From: Xavier Gnata <xavier.gnata@gm...>  20110425 21:25:36

On 04/23/2011 03:19 AM, Paul Ivanov wrote: > Hi Xavier, > > Xavier Gnata, on 20110423 02:33, wrote: >> Imagine you have this code: >> >> import numpy as np >> import matplotlib.cm as cm >> import matplotlib.mlab as mlab >> import matplotlib.pyplot as plt >> >> delta = 0.25 >> x = y = np.arange(3.0, 3.0, delta) >> X, Y = np.meshgrid(x, y) >> Z1 = mlab.bivariate_normal(X, Y, 1.0, 1.0, 0.0, 0.0) >> Z2 = mlab.bivariate_normal(X, Y, 1.5, 0.5, 1, 1) >> Z = Z2Z1 # difference of Gaussians >> >> plt.imshow(Z, interpolation='nearest', cmap=cm.gray, origin='lower', extent=[3,3,3,3]) >> Then you want to change the color of a few pixels to red. >> You have a list of coordinates (i,j) and each pixel in this list should >> now be red. >> >> I could play with masked arrays like in: >> http://matplotlib.sourceforge.net/examples/pylab_examples/image_masked.html >> but I would prefer a simple "display this pixel (i,j) in red whatever >> his value is" function. > Since you're using a gray color map for that image, you won't be > able to set a particular pixel to red.
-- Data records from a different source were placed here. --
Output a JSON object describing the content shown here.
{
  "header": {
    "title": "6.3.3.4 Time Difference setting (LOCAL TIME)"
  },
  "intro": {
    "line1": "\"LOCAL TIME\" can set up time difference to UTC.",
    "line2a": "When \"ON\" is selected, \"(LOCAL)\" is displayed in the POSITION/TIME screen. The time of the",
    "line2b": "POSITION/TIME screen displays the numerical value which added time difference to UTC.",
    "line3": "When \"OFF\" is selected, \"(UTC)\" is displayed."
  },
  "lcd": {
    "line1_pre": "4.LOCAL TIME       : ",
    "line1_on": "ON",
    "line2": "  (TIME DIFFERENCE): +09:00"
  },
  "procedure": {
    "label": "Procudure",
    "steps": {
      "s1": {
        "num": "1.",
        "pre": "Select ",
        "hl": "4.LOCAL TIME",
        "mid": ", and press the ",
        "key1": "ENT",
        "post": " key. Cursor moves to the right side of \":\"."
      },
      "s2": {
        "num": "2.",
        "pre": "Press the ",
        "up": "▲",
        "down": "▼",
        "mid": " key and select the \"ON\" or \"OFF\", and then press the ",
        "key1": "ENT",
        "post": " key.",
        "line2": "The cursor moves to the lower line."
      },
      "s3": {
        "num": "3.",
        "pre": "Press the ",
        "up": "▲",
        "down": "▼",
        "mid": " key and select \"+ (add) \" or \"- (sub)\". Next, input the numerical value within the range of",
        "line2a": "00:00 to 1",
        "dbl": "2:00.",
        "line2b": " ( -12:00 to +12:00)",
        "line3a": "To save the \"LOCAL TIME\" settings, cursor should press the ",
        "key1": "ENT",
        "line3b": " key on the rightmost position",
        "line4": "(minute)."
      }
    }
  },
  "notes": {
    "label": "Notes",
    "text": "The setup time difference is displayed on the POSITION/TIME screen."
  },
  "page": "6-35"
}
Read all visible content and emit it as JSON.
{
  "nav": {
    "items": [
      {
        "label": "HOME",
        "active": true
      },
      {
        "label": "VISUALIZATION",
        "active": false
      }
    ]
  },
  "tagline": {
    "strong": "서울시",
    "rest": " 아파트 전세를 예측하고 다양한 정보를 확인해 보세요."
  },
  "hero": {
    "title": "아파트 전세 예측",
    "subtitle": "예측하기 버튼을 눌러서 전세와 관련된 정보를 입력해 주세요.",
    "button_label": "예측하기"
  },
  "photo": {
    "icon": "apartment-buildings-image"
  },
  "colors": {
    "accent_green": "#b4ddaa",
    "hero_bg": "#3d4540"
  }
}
You'll have to either > overlay a new image that would be masked out everywhere except > for the pixels you want to change, as you mentioned, or create > new image patches at the corresponding positions like this: > > idx2im = lambda i,j: (x[i],x[j+1],y[i],y[j+1] ) > plt.imshow([[.9]], extent=idx2im(12,12), cmap =cm.jet, origin='lower',vmin=0,vmax=1) > > or something like this: > > plt.Rectangle((x[10],y[10]),width=delta,height=delta,color='red') > ax = plt.gca() > ax.add_artist(r) > plt.draw() > > > best, Thanks. The code using "Rectangle" works very well. Using masks is more efficient but overshoot if I want to change only a few pixels. Xavier